The Holy Fathers of our Faith teach us that, living in an imperfect, fallen world, there are no guarantees in life. Spiritually, one of the most dangerous attitudes to take is “It couldn’t happen to me. I’m too ________ (smart, fast, young, wise. . . fill in the blank however you wish).” As pride convinces us that we are immune to tragedy, we thus become most open to it. The spiritual danger is that, thinking we’re somehow shielded from pain and misfortune, we are not prepared when it hits. Then, when something bad does happen, we are filled with an even more profound shock, confusion, resentment and despair.
This lesson also relates to Jesus’ teachings about being ready for the final judgement. Those who think they have all the time in the world to make things right with God before the end need only consider Jesus’ parable about the landowner with a great harvest. This man thought that his life was set and that he could now sit back and relax. “But God said to him, ‘Fool! This night your soul will be required of you; then whose will those things be which you have provided?’”(Luke 12:20)
The saints teach that one of the great spiritual virtues is the “remembrance of death.”. This attitude should not be interpreted as something morose. We are not counseled to walk around in a cloud of gloom, like an Orthodox “Eeyore”. It is simply my awareness of my own mortality - yes, it could happen to me. This awareness alters the way we look at life. St. Simeon the New Theologian teaches, “When you pray, do so as if you knew that you were praying for the very last time.” This is a very good and fruitful exercise, and we can try it with many things: receiving Holy Communion; attending Liturgy; spending time with our children; telling our spouses we love them; talking with our parents… and the list goes on.
In the Canon of Repentance to Our Lord Jesus Christ, we hear this: “Do not trust, my soul, in your physical health, and in your quickly-passing beauty. For you see that the strong and the young die. But say: ‘O Christ our God, have mercy on me, who am unworthy.’” To come face-to-face with the real frailty of our race - even “the strong and the young” - can be a stark wake-up call. But it is one that helps us focus on that which is of ultimate importance.

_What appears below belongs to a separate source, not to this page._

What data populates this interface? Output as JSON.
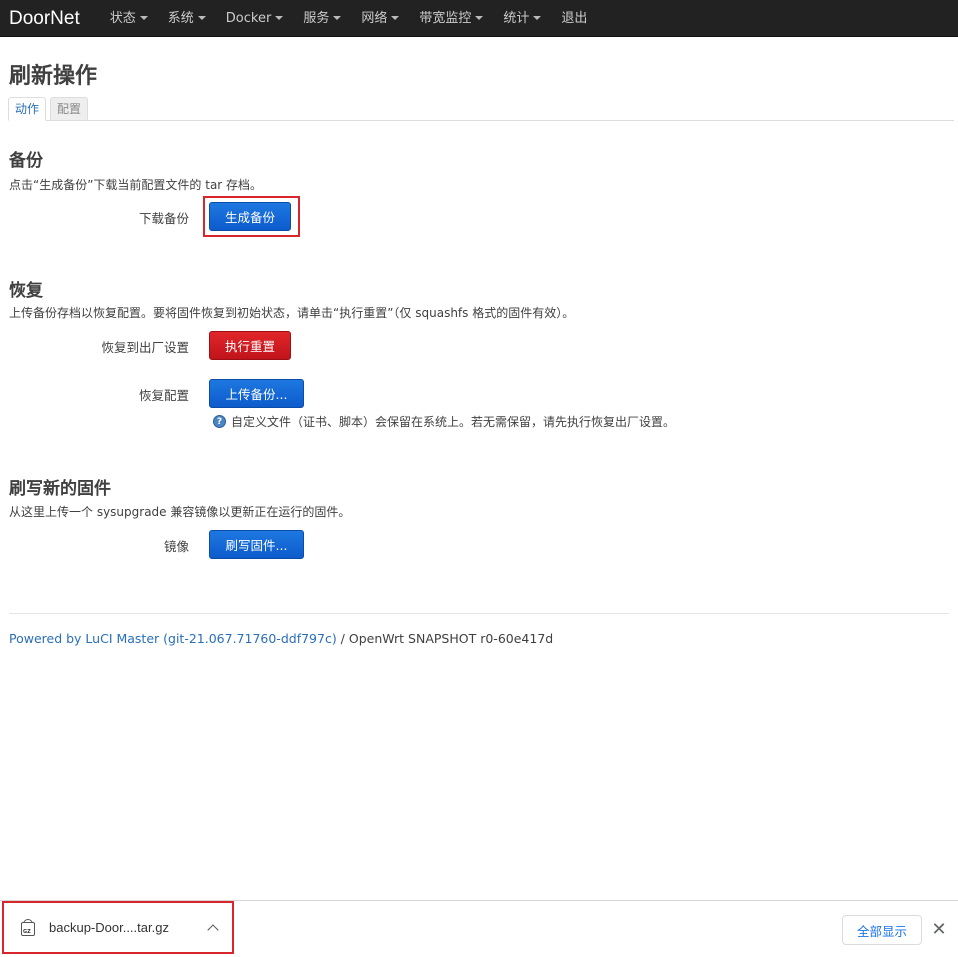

While things of this earth are all susceptible to decay and destruction, the mercy of God endures, without corruption, forever. Let us put our faith always in this mercy - in God’s unconditional and limitless love for us. Carrying this in our hearts, we will always be close to a safe-haven of peace, regardless of what we face on (or above) the stormy waters of this fallen world.